(2) Defense for Licensing Board Complaints – with Social Work, LPC, or Psychology Board. Other health professionals are also represented.
(3) Adoptions – while I do not have an “inventory” of babies, many of my clients have found babies who are available for adoption through friends or relatives. The latter is easier to accomplish because it is an “intrafamily” adoption and much easier to accomplish. Stepparent adoptions are considered “intrafamily” adoptions, too. Private (non-family) adoptions are not extremely expensive, but do require a private Home Study by another social worker and that adds to the cost of that type of adoption.

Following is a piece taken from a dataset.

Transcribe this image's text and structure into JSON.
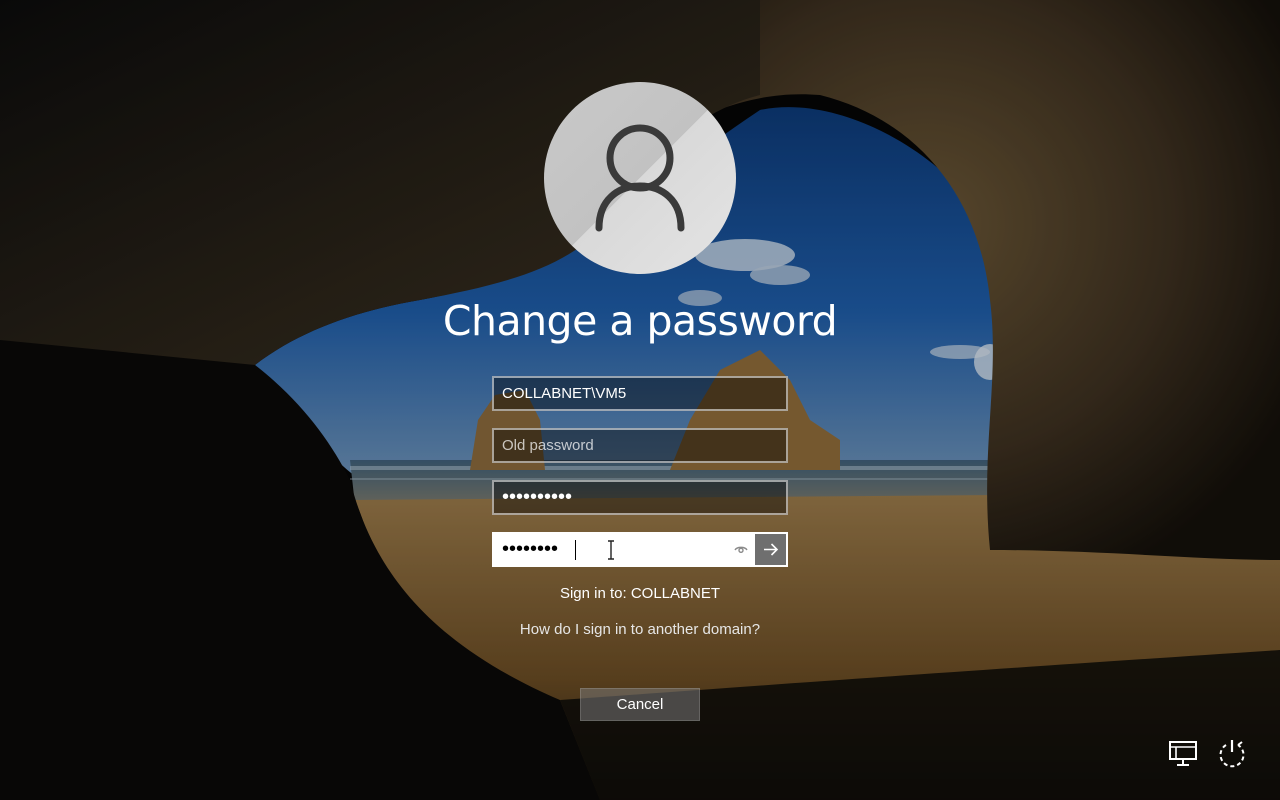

Legal Services Offered
- Legal Representation & Consultation for grievances (complaints) to licensing boards and/or malpractice lawsuits
- Training & Consultation for Clinicians and Agencies (e.g., respond ethically to subpoenas while protecting yourself and your clients; identify high-risk clients and situations to avoid client disciplinary complaints and harm to clients or third parties)
Deb Henson is an Attorney and LCSW (Tulane School of Social Work, MSW) in private practice in Denver and New Orleans, specializing in mental health licensing defense. She represents clinicians in DORA grievances (CO) and licensing board Complaints (LA) and regularly consults with clinicians in both states to help them deal with legal and clinical conundrums, such as: (1) the receipt of subpoenas for records or testimony; (2) the escalation of high-risk clinical situations; and (3) other sticky ethical wickets that arise in clinical practice. Deb helps clinicians develop self-protective, clinically sound and legally proper strategies for risk prevention.
Deb has been presenting half- and full-day seminars on “Avoiding Ethics Complaints and Malpractice Lawsuits” or “Legal and Ethical Issues in Clinical Practice” around the country through PESI, Inc. for over 7 years and presenting for many CEU groups in Louisiana and Colorado. She also has lectured for Tulane School of Social Work Continuing Education and the University of Texas School of Social Work (Austin) Continuing Professional Development program, and for many other clinical and counseling groups. Deb started her own training biz — Beyond Ethics, LLC — in 2009. Contact Deb for group presentations to agency staff and/or private practice consultation groups.
Deb can be reached through her law and social work web site: www.deborahmhenson.com or through her training web site: www.beyond-ethics.com. Deb can also be emailed at firstname.lastname@example.org or email@example.com. And, you can use the old tried and true method of calling her at 504.232.8884.